SUMMERVILLE - Last year, Sierra Truesdale was killed by a stray bullet outside a St. George nightclub on her 23rd birthday. Saturday morning, her mother, Tamika Myers, joined other Lowcountry residents affected by violence to call for a "culture change" at a Unity in the Community rally in Summerville.

"(Sierra) went back in to get her friend and her shoes, and she was caught in the crossfire," Myers, of Goose Creek, said. "But this is not just for my daughter. This is for the kids in Myrtle Beach, for everyone affected by violence."

The rally was part of a larger effort to reduce violence and increase cooperation with and trust of the police, said Janie Colleton, a Summerville resident who organized Saturday's event.
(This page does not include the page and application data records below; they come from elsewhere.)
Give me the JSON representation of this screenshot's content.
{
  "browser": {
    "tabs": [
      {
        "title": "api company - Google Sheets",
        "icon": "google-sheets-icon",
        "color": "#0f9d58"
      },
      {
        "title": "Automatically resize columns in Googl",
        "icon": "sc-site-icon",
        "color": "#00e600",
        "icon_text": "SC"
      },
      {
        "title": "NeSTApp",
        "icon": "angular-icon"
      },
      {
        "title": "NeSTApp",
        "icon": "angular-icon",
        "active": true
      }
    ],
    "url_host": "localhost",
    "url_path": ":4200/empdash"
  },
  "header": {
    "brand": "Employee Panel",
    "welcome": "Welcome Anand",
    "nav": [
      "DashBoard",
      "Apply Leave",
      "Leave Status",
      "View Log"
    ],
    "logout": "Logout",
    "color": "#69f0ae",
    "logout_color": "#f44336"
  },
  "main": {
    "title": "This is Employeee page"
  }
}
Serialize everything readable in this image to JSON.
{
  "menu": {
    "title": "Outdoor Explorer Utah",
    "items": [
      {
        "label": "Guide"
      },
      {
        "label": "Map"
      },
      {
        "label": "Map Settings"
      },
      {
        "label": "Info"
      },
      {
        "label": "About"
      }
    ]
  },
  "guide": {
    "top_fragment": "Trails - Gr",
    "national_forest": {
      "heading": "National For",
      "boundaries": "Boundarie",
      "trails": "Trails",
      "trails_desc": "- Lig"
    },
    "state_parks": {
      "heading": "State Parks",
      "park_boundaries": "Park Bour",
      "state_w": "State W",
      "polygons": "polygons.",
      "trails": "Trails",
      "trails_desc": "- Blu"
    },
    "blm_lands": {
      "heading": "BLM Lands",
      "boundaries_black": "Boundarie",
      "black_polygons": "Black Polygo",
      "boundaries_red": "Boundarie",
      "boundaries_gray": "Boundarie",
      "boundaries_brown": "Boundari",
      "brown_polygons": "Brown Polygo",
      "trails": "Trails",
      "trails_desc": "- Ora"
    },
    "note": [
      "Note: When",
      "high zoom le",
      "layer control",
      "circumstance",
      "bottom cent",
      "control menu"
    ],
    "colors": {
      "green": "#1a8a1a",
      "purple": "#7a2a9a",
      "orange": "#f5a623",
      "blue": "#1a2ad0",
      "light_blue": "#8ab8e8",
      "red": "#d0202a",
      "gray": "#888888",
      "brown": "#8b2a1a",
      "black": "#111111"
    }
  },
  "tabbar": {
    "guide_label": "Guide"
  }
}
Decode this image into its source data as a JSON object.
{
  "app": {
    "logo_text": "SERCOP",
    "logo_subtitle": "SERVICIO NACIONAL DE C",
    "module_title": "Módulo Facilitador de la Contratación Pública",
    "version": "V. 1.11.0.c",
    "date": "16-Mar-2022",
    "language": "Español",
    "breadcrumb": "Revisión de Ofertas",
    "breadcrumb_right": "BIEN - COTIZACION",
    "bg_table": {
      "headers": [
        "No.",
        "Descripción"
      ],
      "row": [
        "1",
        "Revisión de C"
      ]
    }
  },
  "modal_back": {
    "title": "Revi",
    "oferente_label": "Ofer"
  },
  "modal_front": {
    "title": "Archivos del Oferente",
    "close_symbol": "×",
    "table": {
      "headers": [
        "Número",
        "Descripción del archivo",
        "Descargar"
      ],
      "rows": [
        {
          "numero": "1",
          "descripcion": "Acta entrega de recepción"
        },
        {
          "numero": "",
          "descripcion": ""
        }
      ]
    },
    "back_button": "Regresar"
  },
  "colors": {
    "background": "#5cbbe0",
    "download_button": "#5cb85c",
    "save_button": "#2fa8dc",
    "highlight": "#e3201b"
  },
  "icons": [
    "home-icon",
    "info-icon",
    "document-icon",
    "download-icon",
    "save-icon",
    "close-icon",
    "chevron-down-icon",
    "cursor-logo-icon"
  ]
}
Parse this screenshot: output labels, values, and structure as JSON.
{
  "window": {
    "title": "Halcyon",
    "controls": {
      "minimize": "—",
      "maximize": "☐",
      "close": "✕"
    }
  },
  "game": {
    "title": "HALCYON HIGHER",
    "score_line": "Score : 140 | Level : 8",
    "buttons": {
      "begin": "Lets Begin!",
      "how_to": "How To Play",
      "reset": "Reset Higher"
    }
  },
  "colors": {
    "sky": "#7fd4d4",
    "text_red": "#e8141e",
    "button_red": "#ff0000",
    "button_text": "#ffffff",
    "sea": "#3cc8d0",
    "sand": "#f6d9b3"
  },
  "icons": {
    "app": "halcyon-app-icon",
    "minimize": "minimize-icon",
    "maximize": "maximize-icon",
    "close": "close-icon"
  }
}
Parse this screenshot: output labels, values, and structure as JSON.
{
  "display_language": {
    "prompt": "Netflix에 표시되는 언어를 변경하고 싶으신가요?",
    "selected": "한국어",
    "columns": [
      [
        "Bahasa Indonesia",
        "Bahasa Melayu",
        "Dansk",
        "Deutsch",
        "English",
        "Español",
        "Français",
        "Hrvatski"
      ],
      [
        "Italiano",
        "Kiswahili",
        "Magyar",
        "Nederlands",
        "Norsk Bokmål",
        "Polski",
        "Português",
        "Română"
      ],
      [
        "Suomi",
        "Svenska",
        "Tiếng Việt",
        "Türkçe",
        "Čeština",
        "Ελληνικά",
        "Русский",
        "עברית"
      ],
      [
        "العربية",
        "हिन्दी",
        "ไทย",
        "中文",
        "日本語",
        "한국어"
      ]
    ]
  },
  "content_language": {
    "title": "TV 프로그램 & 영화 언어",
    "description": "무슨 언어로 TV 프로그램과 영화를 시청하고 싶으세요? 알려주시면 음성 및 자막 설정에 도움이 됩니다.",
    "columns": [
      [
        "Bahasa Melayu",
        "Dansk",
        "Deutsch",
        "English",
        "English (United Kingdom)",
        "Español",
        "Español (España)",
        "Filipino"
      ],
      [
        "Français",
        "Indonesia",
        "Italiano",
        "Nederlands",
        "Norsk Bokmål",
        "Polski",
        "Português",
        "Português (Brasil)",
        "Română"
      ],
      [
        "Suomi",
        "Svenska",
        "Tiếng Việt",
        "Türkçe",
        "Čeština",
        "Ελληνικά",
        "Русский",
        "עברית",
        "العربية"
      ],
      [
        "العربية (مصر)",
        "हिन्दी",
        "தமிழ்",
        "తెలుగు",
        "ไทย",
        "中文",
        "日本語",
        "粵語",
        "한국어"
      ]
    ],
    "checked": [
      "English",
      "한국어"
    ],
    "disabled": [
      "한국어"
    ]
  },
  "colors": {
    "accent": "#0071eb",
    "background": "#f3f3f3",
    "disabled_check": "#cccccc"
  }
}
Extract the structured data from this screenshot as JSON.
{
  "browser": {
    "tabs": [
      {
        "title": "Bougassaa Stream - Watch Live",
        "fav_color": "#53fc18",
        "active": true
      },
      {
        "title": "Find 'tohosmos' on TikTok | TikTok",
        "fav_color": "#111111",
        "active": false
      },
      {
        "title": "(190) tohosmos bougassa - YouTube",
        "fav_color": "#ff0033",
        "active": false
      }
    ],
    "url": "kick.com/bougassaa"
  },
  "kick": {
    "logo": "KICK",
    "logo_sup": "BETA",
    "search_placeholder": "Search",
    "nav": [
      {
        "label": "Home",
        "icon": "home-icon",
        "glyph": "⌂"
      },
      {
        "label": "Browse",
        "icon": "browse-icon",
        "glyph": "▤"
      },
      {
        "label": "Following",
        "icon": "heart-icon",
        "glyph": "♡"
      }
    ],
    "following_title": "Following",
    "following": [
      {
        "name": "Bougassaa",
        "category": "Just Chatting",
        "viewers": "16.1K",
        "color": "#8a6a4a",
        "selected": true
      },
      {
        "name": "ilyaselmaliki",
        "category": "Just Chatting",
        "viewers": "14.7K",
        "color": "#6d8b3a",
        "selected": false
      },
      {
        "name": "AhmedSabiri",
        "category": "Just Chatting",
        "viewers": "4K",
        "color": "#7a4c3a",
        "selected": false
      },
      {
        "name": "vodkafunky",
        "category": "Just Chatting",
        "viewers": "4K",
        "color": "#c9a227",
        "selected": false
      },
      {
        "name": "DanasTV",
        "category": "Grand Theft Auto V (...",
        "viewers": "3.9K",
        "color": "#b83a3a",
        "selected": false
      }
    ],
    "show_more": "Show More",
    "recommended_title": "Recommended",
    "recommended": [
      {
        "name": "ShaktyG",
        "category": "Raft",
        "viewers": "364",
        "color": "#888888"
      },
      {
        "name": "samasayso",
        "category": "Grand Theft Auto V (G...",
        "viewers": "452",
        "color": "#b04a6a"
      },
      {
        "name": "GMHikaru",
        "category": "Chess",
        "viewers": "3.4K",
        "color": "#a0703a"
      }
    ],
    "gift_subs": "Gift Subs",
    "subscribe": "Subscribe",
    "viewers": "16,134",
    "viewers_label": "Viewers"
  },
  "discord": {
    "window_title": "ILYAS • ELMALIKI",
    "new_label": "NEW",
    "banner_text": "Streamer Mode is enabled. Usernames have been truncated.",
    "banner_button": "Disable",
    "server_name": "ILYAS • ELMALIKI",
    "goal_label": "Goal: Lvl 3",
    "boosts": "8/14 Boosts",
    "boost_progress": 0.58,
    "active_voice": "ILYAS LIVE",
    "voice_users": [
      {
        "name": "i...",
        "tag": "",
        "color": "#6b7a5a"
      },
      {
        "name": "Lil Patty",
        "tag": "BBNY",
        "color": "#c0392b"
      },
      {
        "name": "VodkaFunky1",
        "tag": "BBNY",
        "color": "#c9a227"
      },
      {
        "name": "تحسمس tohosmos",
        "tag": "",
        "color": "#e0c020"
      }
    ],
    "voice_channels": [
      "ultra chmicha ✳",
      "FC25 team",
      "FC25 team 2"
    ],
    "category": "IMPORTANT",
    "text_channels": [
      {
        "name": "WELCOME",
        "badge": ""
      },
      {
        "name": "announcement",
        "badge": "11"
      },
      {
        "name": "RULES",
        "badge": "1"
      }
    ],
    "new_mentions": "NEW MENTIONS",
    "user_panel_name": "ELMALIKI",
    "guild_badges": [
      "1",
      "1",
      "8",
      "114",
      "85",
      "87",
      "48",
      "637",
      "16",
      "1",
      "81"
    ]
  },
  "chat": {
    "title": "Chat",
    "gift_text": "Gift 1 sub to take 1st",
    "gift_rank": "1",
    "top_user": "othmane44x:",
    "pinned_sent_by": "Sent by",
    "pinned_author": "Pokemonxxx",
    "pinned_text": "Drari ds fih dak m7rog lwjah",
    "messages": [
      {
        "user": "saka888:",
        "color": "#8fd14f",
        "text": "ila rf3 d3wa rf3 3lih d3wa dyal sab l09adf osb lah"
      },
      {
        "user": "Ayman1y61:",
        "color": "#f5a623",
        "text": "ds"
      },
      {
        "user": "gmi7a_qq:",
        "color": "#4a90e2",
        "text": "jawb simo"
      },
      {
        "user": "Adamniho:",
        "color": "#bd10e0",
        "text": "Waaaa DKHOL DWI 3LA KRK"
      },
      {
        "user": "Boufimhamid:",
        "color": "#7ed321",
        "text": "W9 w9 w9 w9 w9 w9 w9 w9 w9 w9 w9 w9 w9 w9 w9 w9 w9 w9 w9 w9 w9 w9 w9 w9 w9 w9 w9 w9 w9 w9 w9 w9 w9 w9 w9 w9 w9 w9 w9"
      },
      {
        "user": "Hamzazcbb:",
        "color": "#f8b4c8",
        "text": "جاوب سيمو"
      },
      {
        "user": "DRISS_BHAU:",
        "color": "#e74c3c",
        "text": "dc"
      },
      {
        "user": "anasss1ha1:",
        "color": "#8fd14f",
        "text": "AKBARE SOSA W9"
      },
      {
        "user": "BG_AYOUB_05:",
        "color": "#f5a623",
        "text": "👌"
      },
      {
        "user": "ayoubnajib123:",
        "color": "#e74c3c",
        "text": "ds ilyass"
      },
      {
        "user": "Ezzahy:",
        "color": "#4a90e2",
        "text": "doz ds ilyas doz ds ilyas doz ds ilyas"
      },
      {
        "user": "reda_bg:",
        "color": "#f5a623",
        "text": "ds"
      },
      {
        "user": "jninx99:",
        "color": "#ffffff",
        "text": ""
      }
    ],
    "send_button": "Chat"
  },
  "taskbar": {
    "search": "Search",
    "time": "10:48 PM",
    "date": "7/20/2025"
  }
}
Colleton's brother was shot eight times and killed at a James Island nightclub in the 1980s.

The rally was spurred by the recent deaths of multiple young people from the Lowcountry, including three shot in Myrtle Beach over Memorial Day weekend and a 19-year-old shot and killed at a block party in Moncks Corner in early June.

"The savageness of it all has struck a chord in the community," said Louis Smith, executive director of the Community Resource Center in Summerville. "We want to honor them by showing we stand with them and we want to start a culture change."

The message from Smith, Colleton and other rally participants was clear: If you see something, say something.

A culture of "no snitching" emboldens violent criminals in Lowcountry communities, according to Smith.

"Crooks - terrorists, if you will - have used that to their advantage," Smith said. "Let's get these terrorists off our streets. If you see something going on that's illegal, just call the police."

Many of those in attendance Saturday had a family member who had been killed as a result of gun violence. Rev. Gail Rollerson's brother was "gunned down" in 1985, and his killer has never been found. Outreach through area churches will be crucial in reducing violent crime in the Lowcountry, she said.

Colleton plans on partnering with the Community Resource Center, Trident Technical College and other local organizations to bring opportunities and activities to kids and young adults in the area. She plans to work with football and basketball programs and make resume workshops available.

Many at the rally, including Myers, said they plan to continue working with the movement.

"It doesn't end with today's rally," Myers said. "My daughter started her story, and I'm here to finish it."

Contact Amanda Coyne at 937-5592 or on Twitter at @AmandaCCoyne